After the deal was signed, he discovered other problems which included termite and water damage which resulted in a $40,000 remodeling tab. Whether you have gone through bankruptcy or not, absorbing an unexpected $40,000 tab can be financially crippling, and send many people back to the bankruptcy court.
To prevent a relapse back into bankruptcy with a short sale, use many of the same principles that you learned during bankruptcy. First off is know what you are getting and why. Many people get into financial trouble because they do emotional spending. The same happens in home sales... you fall in love with a house and you just have to have it.
The allure also tends to blind you to the little things that become big problems later, like cracks and uneven flooring. Do not pass them off as mere character traits of the house. Take the time to get quality information about the house. Some states do not require lenders to make disclosures about problems with the home.
If the sale involves a foreclosed home, the lender may not even be aware of issues that an original homeowner would normally list on a disclosure form. Do not assume that the lack of disclosure means that no issue exists with the house. Invest in a quality inspection before you make an offer. After you receive the inspection, ask questions if you don't understand the report. Also leverage your insurance agent and ask them if there are any risks they see that will be reflected by way of higher premiums for the house.
Bankruptcy is a process which takes diligence. If you make the effort to rebuild after bankruptcy, make sure that you do not repeat the same mistakes which originally lead you down the bankruptcy path. Controlling emotional spending, planning expensive purchases, and knowing the value and hidden costs of large expenses will help you prevent making the same mistakes. No one wants to file for bankruptcy.
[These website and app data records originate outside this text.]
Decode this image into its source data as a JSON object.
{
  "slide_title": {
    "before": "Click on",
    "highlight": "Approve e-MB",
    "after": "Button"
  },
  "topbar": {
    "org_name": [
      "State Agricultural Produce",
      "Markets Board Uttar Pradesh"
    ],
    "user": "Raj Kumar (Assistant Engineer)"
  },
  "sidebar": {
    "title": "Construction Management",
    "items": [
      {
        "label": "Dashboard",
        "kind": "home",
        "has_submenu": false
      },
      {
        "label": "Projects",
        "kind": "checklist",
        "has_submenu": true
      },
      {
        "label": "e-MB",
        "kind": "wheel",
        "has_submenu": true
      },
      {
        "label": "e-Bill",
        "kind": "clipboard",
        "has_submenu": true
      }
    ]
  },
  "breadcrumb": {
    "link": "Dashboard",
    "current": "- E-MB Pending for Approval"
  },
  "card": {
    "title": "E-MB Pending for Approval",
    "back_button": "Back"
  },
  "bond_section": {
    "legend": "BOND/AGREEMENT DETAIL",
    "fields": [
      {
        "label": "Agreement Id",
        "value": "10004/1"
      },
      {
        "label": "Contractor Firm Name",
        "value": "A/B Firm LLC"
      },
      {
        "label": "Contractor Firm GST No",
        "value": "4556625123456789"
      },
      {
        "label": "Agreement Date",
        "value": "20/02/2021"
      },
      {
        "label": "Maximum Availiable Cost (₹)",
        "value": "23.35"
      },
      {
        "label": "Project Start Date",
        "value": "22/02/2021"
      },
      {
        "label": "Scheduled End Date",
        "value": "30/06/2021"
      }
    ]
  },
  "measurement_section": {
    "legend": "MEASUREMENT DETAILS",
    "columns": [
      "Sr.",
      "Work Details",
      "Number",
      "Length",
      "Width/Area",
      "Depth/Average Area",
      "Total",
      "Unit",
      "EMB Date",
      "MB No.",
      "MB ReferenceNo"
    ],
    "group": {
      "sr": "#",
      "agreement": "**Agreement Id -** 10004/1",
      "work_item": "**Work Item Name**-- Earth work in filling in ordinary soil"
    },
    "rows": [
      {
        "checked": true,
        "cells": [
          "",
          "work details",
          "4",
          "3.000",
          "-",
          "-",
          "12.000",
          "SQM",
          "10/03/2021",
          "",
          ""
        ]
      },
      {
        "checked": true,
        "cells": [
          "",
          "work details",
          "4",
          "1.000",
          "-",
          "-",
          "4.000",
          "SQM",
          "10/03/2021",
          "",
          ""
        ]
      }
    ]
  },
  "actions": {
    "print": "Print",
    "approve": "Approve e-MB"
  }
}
If you are being bit by an unexpected debt associated with a short sale, bankruptcy may be your best option for resolving new debt issues.